Bulgaria is a fantastically beautiful country that somehow tourists seem to have forgotten. From forests to mountains to beautiful beaches it is a perfect vacation destination for those looking to get away to a place both friendly and exciting. Its capital, Sofia, holds many ancient and amazing wonders. Among the most interesting is the Boyana Church. Constructed in three stages, the first portion of the church was built beginning in the late 900s. Its early heritage mingles with two later builds in the 13th century and the final construction in the 1800s. These three buildings are home to some of the most well preserved and inspiringly lovely medieval frescos and paintings. Just walking onto the holy grounds of the Bulgarian Orthodox church at the foot of Mt. Vitosha gives you the same awestruck feeling that must have been experienced by the royalty and upper class who worshiped here for nearly a thousand years.
By far Boyana Church’s biggest draw is its many magnificent frescos. Added in 1979 to UNESCO’s World Heritage Sites, it is considered to be among the most pristinely preserved and complete examples of Eastern European medieval art. The greatest concentration of these works is in the second central building. Known as the Boyana Masters (as they were unable to sign their works), the names of these wonderful artists has been lost to time and culture. Church leaders felt their hands were being guided by God and therefore the paintings were not truly creations of their own (though one crafty artist, Vasiliy, managed to hide his name under a layer of plaster). Each face captured in time is expertly executed in minute detail. What remains a mystery is how the painters figured out how to create three dimensional effects in these 13th century works as the techniques to do this are considered to have originated in the 16th century. One of the favorite frescos is that depicting the life of St. Nicholas. In eighteen realistically portrayed scenes, you see the triumphs and struggles he experienced clearly reflected in his emotive face. There are also a few 11th century paintings viewable through cracked plaster that are quite simply stunning.

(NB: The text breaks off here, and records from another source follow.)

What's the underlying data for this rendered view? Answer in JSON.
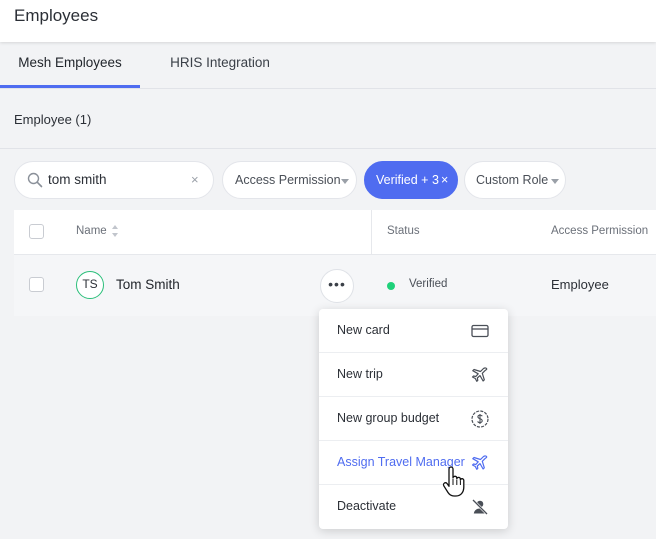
{
  "header": {
    "title": "Employees"
  },
  "tabs": [
    {
      "label": "Mesh Employees",
      "active": true
    },
    {
      "label": "HRIS Integration",
      "active": false
    }
  ],
  "section": {
    "title": "Employee (1)"
  },
  "filters": {
    "search_value": "tom smith",
    "clear_symbol": "×",
    "access_permission": "Access Permission",
    "verified": "Verified + 3",
    "verified_clear": "×",
    "custom_role": "Custom Role"
  },
  "table": {
    "columns": [
      "Name",
      "Status",
      "Access Permission"
    ],
    "rows": [
      {
        "initials": "TS",
        "name": "Tom Smith",
        "more": "•••",
        "status": "Verified",
        "access": "Employee"
      }
    ]
  },
  "menu": {
    "items": [
      {
        "label": "New card",
        "icon": "card-icon"
      },
      {
        "label": "New trip",
        "icon": "plane-icon"
      },
      {
        "label": "New group budget",
        "icon": "dollar-circle-icon"
      },
      {
        "label": "Assign Travel Manager",
        "icon": "plane-icon",
        "highlighted": true
      },
      {
        "label": "Deactivate",
        "icon": "user-off-icon"
      }
    ]
  },
  "colors": {
    "accent": "#4f6cf0",
    "verified_dot": "#1fd17a",
    "avatar_ring": "#2bbf7a"
  }
}
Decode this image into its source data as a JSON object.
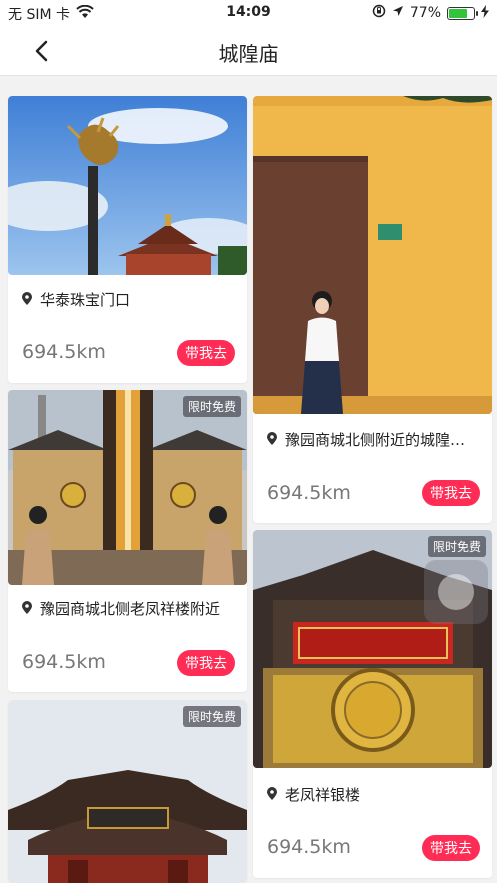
{
  "status": {
    "carrier": "无 SIM 卡",
    "time": "14:09",
    "battery": "77%",
    "battery_level": 0.77
  },
  "nav": {
    "title": "城隍庙"
  },
  "cards": [
    {
      "location": "华泰珠宝门口",
      "distance": "694.5km",
      "go_label": "带我去",
      "badge": ""
    },
    {
      "location": "豫园商城北侧附近的城隍…",
      "distance": "694.5km",
      "go_label": "带我去",
      "badge": ""
    },
    {
      "location": "豫园商城北侧老凤祥楼附近",
      "distance": "694.5km",
      "go_label": "带我去",
      "badge": "限时免费"
    },
    {
      "location": "老凤祥银楼",
      "distance": "694.5km",
      "go_label": "带我去",
      "badge": "限时免费"
    },
    {
      "location": "",
      "distance": "",
      "go_label": "",
      "badge": "限时免费"
    }
  ],
  "colors": {
    "accent": "#ff2d55",
    "battery": "#32c53c"
  }
}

Surrounded by a fragrant garden of well tended wildflowers, forests, and majestic mountains your entrance to Boyana Church feels like a walk back in time. And as this beautiful country is relatively untouched by tourists, you can generally expect your guided tour to be customized to your group’s interests. The interior visit is limited due to the delicate nature of the frescos (although new high-tech methods are being utilized to preserve them) but even 15 minutes will leave an indelible mark on your psyche. Entry is extremely reasonable at around $1.00 (USD) per person. The museum is another $7.00 (USD). Considering the ancient medieval glory held within these walls it is worth so much more. An insider’s secret, Bulgaria holds many treasures, with Boyana Church being among (but lot the least of) the most spectacular. Any visit to Eastern Europe requires a tour of this little known gem of the republic.